[Requirement]:
Copy each line below holding "Date".

[Element data from apps and pages]:
★ ★ ★ ★ ★
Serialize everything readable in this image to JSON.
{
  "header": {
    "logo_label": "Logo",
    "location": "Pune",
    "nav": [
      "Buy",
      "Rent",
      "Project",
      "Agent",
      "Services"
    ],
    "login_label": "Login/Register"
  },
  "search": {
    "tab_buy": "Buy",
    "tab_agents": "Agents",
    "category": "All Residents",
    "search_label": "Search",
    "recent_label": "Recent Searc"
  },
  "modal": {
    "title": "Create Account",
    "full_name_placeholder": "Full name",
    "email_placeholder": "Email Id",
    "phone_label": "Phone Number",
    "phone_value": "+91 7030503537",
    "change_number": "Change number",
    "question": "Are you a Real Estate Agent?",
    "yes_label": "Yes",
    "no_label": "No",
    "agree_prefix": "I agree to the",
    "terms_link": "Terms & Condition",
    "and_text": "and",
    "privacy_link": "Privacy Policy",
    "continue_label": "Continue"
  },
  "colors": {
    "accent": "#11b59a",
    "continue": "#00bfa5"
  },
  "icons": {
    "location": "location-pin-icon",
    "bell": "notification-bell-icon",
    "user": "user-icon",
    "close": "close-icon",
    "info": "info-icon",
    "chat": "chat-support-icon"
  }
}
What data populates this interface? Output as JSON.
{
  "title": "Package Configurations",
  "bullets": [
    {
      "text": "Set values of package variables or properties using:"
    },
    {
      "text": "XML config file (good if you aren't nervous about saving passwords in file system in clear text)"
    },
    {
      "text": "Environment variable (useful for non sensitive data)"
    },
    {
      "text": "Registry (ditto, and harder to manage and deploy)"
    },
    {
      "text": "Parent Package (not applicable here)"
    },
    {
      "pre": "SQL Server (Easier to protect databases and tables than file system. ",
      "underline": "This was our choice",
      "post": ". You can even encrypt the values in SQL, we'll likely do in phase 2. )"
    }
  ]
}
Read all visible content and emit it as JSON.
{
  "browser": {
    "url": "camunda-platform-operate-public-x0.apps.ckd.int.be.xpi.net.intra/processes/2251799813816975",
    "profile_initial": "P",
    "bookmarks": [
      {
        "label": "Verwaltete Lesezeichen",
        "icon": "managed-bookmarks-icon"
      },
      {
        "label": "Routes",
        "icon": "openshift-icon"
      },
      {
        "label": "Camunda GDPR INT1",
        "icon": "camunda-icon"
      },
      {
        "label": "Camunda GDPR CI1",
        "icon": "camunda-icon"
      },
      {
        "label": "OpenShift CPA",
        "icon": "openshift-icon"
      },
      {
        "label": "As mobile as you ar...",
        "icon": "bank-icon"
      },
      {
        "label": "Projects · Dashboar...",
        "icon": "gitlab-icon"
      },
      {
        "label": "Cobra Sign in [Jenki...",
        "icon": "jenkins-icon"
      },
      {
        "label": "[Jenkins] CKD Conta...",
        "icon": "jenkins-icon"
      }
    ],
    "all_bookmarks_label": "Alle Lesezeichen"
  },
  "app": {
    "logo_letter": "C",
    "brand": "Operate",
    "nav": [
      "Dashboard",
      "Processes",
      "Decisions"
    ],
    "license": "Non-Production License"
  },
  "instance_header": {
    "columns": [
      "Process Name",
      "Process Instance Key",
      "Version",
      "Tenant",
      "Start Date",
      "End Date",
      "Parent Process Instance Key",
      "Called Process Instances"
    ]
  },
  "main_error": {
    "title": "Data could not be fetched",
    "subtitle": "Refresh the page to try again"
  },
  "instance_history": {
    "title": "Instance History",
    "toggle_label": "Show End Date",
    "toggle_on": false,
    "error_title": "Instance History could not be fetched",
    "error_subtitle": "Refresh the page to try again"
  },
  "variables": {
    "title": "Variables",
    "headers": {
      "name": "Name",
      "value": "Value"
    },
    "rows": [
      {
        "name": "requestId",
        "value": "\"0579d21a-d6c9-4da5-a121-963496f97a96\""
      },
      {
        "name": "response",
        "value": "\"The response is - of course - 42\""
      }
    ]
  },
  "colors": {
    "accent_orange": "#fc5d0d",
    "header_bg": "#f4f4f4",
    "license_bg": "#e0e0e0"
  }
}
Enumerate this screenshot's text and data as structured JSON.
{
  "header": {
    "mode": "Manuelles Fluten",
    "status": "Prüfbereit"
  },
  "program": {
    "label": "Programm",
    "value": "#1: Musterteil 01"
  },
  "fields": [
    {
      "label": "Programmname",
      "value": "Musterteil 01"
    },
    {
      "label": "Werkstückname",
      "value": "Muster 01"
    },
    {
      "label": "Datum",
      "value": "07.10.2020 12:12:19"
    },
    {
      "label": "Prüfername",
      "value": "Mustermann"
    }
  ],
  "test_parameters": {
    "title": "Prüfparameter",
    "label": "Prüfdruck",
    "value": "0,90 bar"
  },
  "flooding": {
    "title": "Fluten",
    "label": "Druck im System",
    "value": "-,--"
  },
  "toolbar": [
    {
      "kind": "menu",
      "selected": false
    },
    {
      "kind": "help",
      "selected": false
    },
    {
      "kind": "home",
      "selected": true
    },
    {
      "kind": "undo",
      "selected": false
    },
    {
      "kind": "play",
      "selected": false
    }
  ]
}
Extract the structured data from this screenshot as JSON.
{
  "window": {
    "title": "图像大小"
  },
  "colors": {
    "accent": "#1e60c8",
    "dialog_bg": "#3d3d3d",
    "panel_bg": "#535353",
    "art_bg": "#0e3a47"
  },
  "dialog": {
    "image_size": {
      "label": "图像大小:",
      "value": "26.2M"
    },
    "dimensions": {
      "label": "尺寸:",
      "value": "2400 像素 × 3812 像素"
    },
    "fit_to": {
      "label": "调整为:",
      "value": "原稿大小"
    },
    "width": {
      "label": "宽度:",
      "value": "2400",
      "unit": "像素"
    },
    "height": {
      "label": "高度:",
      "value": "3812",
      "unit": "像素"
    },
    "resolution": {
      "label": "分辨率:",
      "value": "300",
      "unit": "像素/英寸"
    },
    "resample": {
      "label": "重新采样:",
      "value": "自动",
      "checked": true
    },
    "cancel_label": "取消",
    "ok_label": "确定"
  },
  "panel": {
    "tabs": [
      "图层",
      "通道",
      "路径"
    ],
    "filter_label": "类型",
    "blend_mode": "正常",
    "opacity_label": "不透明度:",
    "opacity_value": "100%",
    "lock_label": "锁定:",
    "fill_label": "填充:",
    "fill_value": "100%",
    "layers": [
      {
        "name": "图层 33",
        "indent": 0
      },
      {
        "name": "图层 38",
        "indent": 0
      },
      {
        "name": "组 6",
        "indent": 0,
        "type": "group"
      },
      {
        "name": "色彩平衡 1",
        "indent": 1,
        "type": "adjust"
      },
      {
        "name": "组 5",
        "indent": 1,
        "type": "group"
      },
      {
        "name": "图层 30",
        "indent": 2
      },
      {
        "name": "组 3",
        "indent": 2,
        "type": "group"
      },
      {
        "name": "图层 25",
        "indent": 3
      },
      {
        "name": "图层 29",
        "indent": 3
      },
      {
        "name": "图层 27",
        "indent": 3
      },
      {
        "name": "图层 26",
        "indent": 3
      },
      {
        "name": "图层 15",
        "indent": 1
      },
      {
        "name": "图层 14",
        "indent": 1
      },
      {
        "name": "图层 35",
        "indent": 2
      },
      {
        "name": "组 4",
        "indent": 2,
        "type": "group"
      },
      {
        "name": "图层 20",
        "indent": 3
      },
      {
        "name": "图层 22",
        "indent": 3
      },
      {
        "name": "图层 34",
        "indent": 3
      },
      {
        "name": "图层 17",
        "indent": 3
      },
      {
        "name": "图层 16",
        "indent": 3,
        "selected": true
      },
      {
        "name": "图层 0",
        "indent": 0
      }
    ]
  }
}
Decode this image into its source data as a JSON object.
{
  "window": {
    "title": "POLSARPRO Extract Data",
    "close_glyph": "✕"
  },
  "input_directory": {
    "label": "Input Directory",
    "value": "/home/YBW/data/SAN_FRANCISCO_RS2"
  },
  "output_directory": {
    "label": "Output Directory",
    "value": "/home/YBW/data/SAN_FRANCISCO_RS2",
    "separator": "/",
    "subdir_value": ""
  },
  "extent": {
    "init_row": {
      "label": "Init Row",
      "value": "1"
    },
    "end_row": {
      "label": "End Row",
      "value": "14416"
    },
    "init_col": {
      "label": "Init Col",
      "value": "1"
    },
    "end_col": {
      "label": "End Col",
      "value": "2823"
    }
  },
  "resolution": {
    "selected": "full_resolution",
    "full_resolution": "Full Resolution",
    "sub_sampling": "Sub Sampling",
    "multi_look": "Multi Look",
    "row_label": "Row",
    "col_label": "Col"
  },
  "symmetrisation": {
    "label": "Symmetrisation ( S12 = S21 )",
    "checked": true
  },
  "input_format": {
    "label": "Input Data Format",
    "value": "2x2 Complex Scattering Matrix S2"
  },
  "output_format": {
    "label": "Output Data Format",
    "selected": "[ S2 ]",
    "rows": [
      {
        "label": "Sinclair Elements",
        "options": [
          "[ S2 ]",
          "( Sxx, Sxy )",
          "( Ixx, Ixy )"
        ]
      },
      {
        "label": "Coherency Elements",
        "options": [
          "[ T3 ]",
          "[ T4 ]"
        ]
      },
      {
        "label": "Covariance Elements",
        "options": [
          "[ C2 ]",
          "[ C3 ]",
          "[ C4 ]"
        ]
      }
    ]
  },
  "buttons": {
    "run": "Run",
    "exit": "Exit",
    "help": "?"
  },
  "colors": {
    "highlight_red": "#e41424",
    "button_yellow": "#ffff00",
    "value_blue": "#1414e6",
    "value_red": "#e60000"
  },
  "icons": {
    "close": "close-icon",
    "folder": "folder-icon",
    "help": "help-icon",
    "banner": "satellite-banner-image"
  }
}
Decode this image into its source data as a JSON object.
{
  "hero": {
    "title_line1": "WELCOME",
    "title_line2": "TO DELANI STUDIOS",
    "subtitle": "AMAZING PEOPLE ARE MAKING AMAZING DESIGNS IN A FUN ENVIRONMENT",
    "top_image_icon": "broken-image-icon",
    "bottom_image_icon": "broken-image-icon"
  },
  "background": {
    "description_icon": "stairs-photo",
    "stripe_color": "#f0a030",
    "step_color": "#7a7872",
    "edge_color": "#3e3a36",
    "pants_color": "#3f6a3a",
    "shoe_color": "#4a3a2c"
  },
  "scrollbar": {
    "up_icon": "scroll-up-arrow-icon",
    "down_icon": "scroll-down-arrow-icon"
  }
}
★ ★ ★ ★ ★
[Reply]:
      "Start Date",
      "End Date",
    "toggle_label": "Show End Date",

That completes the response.